## Exercise
Your answer should repeat every line of the records below in which the word "cuscuz" appears.

Records excerpted from a collection:
○ ○ ○ ○ ○

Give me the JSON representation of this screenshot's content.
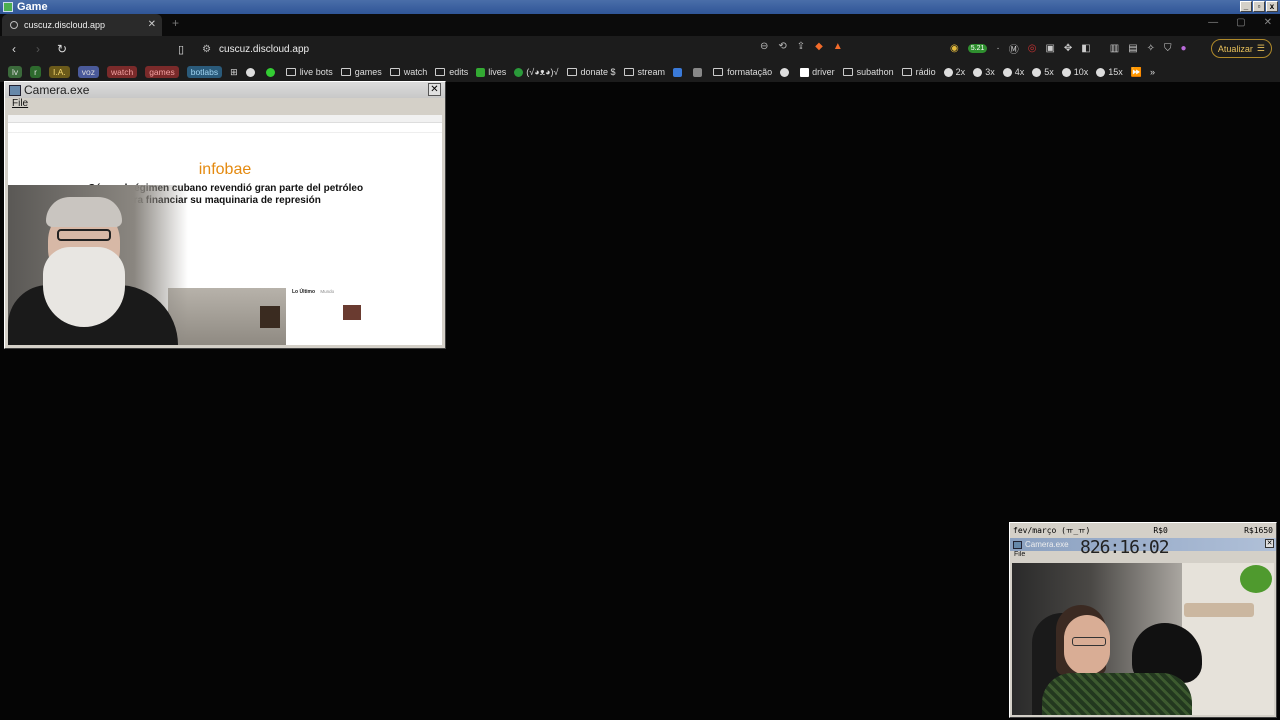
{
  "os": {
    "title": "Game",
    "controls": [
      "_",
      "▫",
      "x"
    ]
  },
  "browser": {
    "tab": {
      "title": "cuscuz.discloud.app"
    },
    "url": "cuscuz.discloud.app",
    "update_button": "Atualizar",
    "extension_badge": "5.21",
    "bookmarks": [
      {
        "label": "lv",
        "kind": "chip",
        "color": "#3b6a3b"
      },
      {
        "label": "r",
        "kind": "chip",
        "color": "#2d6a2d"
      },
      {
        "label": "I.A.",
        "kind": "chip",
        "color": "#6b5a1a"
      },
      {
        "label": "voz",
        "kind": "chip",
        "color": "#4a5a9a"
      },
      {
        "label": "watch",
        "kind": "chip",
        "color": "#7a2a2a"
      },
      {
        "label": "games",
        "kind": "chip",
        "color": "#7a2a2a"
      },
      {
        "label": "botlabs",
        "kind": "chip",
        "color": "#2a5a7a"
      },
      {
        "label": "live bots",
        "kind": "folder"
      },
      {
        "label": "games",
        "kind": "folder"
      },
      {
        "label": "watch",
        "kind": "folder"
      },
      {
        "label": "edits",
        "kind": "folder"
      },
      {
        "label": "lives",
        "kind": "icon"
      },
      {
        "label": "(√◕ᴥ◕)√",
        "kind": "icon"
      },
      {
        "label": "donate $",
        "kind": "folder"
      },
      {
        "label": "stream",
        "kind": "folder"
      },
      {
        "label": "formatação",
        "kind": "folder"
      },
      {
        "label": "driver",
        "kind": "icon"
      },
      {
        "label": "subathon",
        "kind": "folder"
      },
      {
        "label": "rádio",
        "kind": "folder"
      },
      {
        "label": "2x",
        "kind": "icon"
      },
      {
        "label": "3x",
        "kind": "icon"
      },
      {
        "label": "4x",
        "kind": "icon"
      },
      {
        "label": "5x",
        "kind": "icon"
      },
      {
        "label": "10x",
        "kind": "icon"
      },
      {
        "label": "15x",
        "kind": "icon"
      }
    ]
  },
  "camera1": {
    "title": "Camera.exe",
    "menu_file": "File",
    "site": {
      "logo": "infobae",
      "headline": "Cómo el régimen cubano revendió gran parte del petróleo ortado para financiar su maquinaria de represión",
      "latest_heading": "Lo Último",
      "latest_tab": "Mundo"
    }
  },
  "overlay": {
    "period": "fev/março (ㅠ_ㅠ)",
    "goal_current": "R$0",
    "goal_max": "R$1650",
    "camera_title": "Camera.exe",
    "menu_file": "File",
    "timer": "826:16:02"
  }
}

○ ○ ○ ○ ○

## Task solution
      "title": "cuscuz.discloud.app"
    "url": "cuscuz.discloud.app",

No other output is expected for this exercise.